*** SOURCE INFORMATION Section Begins ***

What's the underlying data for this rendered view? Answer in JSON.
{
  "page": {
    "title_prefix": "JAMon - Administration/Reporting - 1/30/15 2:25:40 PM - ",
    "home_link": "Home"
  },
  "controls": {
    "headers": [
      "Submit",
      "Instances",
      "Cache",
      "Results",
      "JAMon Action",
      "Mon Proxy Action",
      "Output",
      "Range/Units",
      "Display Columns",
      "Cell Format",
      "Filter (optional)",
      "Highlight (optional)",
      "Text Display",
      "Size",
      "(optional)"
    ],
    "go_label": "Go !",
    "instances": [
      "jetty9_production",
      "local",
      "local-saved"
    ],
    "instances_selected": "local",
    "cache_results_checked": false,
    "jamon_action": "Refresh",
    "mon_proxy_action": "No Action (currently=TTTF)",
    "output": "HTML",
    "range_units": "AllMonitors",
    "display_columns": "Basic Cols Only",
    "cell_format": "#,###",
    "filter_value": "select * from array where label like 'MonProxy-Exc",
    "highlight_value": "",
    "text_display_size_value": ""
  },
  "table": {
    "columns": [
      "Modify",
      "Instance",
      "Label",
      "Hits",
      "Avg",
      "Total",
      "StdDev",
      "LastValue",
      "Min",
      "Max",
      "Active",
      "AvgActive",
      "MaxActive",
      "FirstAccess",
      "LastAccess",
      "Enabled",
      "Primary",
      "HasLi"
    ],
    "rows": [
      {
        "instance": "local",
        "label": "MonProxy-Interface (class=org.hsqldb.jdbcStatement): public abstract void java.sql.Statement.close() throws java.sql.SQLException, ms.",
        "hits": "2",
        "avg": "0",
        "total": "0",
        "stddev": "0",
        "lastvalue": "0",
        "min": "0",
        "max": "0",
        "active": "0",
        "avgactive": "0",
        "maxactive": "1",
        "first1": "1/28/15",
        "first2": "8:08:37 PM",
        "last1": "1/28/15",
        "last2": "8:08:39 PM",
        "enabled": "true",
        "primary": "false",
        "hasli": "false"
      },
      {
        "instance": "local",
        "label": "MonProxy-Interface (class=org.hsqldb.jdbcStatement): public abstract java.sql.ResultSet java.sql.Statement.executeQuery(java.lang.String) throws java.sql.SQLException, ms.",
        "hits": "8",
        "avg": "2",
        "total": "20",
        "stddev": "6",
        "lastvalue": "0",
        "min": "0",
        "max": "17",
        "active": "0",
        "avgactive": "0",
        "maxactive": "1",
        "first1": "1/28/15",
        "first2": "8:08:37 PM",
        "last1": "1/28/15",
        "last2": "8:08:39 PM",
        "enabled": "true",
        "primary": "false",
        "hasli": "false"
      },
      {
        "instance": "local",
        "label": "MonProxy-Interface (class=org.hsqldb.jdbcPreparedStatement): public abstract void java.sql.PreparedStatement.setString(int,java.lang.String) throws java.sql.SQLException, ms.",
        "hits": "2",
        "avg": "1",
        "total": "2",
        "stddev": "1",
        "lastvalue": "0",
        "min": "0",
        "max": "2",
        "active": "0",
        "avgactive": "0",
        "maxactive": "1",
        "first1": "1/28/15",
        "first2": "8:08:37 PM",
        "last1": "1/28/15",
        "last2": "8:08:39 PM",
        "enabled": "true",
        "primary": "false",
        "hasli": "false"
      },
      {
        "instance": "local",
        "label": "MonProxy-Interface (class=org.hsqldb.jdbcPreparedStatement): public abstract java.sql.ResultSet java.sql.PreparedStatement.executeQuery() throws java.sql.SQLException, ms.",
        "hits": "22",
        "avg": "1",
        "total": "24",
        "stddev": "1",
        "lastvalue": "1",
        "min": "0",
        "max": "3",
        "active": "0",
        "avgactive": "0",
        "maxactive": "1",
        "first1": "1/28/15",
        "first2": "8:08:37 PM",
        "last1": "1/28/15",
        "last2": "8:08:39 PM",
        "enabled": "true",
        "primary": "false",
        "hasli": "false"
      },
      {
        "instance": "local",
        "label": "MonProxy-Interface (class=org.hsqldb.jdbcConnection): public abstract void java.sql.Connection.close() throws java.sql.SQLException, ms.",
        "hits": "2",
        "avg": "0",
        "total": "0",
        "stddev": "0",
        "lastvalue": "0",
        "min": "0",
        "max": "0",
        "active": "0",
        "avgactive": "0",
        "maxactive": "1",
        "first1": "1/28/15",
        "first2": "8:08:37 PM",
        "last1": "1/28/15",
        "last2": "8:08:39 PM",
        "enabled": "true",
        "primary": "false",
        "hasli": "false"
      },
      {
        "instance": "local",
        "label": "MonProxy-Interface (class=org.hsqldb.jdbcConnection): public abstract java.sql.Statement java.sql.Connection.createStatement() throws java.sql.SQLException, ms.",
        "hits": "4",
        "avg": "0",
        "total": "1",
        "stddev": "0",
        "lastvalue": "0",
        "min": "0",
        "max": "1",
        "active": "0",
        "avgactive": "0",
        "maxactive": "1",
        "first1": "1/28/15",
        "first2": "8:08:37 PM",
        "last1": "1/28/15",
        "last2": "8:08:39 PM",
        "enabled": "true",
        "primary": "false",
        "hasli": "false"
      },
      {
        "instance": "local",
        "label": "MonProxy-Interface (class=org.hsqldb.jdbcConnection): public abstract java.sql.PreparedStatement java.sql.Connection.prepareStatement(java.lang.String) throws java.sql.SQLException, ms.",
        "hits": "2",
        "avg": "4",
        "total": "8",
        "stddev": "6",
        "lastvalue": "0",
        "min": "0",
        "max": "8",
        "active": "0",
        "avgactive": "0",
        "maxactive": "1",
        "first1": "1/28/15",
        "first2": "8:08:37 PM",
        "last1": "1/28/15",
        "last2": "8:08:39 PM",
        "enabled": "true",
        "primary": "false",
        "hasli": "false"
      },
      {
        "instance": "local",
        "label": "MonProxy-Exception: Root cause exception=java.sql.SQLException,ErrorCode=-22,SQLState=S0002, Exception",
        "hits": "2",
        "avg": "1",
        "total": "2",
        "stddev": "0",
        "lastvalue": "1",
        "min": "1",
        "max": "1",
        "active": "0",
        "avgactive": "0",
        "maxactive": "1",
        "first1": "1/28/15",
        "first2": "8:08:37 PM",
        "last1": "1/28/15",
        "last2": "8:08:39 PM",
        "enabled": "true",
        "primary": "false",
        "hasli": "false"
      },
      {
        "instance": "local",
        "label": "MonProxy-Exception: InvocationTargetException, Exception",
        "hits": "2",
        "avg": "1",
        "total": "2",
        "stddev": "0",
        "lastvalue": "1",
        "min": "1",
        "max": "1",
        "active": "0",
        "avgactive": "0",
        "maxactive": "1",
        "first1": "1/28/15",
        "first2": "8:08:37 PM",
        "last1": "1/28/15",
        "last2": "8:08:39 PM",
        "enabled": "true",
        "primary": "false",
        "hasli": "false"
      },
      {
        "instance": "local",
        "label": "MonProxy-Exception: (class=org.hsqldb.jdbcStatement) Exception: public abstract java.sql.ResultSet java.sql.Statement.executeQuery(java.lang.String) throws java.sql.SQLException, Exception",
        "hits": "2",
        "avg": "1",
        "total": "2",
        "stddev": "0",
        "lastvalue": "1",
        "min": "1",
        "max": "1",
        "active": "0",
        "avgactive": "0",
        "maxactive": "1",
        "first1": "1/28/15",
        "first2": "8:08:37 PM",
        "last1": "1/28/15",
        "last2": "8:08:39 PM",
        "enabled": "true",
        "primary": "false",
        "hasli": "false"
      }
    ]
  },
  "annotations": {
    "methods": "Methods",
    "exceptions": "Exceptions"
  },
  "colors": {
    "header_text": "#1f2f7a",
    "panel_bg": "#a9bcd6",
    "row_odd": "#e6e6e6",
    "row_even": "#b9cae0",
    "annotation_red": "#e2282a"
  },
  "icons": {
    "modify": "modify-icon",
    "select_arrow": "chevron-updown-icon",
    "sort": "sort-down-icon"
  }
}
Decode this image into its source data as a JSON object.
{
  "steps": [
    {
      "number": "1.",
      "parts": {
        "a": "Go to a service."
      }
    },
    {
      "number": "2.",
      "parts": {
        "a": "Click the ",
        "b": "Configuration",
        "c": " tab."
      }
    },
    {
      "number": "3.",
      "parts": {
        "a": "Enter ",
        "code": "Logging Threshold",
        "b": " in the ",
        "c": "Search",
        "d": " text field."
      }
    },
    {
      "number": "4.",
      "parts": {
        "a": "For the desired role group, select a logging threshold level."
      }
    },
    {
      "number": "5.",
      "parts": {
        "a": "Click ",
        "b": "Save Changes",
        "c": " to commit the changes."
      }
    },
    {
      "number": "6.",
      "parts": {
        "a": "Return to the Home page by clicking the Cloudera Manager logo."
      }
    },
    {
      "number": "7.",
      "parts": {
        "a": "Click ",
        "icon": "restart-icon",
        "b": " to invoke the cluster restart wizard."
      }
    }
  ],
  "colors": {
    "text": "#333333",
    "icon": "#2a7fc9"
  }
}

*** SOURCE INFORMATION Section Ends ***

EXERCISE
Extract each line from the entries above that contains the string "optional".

FINISHED TASK
      "Filter (optional)",
      "Highlight (optional)",
      "(optional)"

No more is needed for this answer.